For every line in the data below that contains "name", copy the line.

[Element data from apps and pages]
━━━━━━━━━━━━━━━━━━━━
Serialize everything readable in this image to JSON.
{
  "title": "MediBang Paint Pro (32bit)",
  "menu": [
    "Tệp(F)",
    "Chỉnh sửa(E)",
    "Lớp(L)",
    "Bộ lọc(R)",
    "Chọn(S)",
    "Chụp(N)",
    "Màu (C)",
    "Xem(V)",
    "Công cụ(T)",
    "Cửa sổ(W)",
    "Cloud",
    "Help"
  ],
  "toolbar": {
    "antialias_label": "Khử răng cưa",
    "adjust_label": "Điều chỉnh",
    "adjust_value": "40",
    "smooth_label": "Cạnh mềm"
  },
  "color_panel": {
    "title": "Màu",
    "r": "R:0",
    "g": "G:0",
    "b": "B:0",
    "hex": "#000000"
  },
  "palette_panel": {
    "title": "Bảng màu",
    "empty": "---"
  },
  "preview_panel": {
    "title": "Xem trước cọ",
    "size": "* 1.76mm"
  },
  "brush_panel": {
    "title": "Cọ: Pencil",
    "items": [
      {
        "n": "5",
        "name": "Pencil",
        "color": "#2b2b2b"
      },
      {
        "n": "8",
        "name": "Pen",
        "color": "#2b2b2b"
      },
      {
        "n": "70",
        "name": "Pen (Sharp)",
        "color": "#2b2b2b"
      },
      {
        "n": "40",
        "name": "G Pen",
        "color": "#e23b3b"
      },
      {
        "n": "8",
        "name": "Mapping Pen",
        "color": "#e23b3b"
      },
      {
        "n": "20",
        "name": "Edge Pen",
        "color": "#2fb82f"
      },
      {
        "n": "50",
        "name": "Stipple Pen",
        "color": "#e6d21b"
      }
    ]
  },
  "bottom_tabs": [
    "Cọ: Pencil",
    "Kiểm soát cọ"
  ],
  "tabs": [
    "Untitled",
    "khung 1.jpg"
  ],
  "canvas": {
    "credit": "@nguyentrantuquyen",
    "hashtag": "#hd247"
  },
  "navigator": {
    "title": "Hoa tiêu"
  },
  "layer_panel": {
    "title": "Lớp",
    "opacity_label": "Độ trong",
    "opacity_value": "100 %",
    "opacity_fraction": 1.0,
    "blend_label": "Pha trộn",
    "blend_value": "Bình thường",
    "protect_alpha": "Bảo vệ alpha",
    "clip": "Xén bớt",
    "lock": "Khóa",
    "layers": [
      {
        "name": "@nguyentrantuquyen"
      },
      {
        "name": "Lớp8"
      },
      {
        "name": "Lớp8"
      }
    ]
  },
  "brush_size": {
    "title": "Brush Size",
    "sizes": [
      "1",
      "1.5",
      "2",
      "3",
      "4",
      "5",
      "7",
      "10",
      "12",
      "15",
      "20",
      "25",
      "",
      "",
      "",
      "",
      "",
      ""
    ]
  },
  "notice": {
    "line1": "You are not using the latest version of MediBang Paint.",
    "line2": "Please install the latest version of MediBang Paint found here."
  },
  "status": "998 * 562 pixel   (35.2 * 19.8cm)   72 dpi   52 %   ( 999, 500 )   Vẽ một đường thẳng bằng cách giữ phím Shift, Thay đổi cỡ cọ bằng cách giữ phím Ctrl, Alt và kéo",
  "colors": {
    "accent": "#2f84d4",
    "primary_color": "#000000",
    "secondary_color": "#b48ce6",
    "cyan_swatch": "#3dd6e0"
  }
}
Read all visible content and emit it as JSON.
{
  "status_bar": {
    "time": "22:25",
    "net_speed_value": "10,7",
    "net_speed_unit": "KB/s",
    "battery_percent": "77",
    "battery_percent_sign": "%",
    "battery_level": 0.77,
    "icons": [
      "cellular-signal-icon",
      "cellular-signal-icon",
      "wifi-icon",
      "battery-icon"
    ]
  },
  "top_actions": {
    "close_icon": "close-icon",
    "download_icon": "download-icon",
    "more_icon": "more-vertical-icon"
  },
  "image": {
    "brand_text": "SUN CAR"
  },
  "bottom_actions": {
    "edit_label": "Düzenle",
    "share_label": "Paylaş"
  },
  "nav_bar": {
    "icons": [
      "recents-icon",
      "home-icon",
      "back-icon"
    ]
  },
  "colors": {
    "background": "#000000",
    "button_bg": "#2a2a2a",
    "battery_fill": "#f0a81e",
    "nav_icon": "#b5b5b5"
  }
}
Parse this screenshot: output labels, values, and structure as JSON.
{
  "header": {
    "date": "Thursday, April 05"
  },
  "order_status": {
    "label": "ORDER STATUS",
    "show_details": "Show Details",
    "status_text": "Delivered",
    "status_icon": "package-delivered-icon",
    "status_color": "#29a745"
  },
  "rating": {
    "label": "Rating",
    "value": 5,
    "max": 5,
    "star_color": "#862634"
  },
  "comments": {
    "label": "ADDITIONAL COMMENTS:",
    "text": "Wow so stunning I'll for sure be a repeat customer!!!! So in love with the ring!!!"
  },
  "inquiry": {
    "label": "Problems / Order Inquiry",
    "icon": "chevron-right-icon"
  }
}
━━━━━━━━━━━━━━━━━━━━
__EXERCISE OUTPUT__.
        "name": "Pencil",
        "name": "Pen",
        "name": "Pen (Sharp)",
        "name": "G Pen",
        "name": "Mapping Pen",
        "name": "Edge Pen",
        "name": "Stipple Pen",
        "name": "@nguyentrantuquyen"
        "name": "Lớp8"
        "name": "Lớp8"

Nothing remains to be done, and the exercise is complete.